Rough Diamonds has its flaws; drawing a thriller out across an entire TV season leads to some overly convoluted storylines and gratuitous fighting, plus some of the romance seems a little contrived. But its portrayal of Jewishness is more detailed, nuanced and human than many of the previous shows that set out to focus exclusively on Haredi life. Is it accurate? Probably not — I doubt there are quite that many fistfights in Antwerp’s cholent shops.

I hope you appreciated this article. Before you go, I’d like to ask you to please support the Forward’s award-winning, nonprofit journalism during this critical time.

Now more than ever, American Jews need independent news they can trust, with reporting driven by truth, not ideology. We serve you, not any ideological agenda.

At a time when other newsrooms are closing or cutting back, the Forward has removed its paywall and invested additional resources to report on the ground from Israel and around the U.S. on the impact of the war, rising antisemitism and the protests on college campuses.

Readers like you make it all possible. Support our work by becoming a Forward Member and connect with our journalism and your community.

Make a gift of any size and become a Forward member today. You’ll support our mission to tell the American Jewish story fully and fairly. 

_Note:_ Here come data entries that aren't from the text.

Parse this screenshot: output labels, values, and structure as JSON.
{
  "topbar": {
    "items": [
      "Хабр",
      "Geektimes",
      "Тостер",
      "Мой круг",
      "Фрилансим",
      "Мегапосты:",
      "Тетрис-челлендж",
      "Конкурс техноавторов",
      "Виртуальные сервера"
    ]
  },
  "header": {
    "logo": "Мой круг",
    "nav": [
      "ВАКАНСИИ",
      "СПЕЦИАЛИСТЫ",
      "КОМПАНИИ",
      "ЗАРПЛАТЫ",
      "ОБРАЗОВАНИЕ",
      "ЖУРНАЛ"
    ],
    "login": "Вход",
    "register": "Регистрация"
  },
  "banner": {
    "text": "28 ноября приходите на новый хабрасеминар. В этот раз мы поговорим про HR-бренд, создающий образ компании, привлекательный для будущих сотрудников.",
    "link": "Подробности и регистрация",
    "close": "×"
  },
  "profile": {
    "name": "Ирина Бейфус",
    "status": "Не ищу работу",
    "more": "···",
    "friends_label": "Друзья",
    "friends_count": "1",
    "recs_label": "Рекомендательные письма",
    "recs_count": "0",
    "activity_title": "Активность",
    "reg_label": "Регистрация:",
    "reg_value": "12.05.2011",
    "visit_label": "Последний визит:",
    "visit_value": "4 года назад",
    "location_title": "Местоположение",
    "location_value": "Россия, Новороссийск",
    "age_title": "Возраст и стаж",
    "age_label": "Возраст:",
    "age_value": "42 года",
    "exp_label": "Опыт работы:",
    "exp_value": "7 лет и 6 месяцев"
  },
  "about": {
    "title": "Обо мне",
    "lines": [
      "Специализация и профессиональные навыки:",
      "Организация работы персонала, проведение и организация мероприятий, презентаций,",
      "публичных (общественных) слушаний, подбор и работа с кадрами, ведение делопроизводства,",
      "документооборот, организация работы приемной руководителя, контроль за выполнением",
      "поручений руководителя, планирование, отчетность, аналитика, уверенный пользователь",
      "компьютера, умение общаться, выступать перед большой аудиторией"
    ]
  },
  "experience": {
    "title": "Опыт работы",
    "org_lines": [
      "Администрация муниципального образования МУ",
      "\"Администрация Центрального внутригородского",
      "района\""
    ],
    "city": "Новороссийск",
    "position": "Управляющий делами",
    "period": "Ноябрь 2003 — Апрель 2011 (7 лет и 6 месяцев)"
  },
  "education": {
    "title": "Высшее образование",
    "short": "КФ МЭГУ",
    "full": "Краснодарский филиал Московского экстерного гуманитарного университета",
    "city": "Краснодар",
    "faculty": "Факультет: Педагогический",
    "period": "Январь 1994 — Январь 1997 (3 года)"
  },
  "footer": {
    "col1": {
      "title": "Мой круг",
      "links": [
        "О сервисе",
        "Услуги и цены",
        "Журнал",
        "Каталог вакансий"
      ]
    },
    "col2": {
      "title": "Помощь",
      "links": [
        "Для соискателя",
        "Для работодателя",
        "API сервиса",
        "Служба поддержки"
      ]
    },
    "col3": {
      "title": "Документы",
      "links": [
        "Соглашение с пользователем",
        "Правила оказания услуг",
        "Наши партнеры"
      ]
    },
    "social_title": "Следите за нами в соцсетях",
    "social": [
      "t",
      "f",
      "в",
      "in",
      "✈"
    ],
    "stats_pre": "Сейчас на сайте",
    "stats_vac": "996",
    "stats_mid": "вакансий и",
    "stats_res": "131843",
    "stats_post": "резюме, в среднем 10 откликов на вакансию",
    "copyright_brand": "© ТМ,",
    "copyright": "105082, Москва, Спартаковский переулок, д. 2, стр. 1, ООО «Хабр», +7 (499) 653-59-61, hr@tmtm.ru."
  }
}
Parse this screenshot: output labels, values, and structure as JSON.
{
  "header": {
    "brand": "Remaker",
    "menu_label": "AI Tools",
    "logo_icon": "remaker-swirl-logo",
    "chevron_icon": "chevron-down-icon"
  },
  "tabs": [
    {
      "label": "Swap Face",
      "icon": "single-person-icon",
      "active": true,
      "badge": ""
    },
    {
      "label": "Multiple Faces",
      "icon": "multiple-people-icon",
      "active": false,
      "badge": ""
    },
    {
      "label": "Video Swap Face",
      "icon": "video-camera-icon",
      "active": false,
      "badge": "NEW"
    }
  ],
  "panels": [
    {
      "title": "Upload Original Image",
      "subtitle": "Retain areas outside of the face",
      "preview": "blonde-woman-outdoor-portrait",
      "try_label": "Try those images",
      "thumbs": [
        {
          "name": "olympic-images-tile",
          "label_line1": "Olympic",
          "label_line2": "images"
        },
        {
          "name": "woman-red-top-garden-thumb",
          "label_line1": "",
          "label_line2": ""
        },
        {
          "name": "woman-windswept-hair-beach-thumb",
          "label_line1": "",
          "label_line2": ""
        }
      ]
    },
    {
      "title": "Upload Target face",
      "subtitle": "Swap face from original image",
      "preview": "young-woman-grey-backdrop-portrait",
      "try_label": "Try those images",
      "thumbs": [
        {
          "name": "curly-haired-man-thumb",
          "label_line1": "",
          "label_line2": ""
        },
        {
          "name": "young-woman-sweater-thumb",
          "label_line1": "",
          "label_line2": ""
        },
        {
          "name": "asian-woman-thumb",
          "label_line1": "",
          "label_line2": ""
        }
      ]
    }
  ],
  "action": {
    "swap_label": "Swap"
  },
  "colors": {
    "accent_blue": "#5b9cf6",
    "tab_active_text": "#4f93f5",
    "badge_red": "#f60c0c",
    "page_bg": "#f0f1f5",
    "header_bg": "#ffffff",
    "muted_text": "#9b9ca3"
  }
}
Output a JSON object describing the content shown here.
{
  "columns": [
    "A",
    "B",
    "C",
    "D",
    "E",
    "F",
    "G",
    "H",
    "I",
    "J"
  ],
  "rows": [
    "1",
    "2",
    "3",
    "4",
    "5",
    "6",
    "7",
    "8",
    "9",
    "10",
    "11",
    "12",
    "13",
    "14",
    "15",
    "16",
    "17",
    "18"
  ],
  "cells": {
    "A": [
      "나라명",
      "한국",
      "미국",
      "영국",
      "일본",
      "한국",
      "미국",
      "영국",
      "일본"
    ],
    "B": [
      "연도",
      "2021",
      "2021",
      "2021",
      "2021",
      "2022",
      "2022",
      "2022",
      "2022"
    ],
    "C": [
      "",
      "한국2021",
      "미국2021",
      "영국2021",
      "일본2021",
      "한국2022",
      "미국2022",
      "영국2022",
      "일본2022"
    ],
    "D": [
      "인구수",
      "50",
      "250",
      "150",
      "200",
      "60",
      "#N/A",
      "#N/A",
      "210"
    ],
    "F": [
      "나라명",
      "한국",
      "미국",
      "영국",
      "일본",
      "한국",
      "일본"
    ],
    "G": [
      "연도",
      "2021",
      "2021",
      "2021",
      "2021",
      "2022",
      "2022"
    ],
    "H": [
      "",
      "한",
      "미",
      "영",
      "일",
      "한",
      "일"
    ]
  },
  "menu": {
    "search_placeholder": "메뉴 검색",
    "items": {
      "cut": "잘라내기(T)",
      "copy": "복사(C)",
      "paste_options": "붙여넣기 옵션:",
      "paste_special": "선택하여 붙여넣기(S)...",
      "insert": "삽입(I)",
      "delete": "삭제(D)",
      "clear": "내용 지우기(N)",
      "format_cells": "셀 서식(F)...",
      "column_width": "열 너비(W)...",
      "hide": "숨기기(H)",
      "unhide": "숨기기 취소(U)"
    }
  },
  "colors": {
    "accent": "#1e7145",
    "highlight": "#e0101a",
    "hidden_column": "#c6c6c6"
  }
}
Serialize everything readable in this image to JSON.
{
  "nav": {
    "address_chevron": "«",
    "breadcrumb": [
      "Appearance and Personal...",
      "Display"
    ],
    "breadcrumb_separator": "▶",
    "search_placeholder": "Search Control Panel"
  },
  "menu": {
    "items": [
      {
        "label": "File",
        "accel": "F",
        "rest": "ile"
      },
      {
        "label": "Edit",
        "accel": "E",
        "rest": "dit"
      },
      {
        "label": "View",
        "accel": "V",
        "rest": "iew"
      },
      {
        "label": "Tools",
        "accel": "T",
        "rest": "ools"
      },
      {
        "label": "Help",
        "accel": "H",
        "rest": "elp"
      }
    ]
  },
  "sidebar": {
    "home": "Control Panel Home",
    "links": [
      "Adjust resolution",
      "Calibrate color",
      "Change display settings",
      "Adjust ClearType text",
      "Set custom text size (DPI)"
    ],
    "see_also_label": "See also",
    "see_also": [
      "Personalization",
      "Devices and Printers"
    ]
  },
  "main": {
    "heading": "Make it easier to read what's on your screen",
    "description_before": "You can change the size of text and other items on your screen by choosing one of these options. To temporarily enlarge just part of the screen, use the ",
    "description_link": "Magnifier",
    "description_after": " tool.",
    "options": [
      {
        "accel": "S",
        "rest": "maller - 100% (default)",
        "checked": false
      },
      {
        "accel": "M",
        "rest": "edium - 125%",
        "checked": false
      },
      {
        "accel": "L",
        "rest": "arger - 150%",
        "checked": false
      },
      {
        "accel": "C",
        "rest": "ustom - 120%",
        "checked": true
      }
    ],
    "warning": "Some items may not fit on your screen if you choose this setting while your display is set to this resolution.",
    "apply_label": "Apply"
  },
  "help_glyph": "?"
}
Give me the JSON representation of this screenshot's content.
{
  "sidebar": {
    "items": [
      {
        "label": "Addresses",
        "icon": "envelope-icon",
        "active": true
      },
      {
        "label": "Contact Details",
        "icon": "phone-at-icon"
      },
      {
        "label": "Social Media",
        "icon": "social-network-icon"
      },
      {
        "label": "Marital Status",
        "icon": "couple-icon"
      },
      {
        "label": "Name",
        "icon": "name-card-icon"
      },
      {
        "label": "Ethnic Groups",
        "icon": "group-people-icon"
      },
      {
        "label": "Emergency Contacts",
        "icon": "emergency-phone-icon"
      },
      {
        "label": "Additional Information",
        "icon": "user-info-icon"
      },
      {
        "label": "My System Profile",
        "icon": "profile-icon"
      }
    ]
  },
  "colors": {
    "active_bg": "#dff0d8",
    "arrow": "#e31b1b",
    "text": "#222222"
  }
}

— Rachel Fishman Feddersen, Publisher and CEO

Join our mission to tell the Jewish story fully and fairly.

Republish This Story

Please read before republishing

We’re happy to make this story available to republish for free, unless it originated with JTA, Haaretz or another publication (as indicated on the article) and as long as you follow our guidelines. You must credit the Forward, retain our pixel and preserve our canonical link in Google search.  See our full guidelines for more information, and this guide for detail about canonical URLs.

To republish, copy the HTML by clicking on the yellow button to the right; it includes our tracking pixel, all paragraph styles and hyperlinks, the author byline and credit to the Forward. It does not include images; to avoid copyright violations, you must add them manually, following our guidelines. Please email us at [email protected], subject line “republish,” with any questions or to let us know what stories you’re picking up.

We don't support Internet Explorer

Please use Chrome, Safari, Firefox, or Edge to view this site.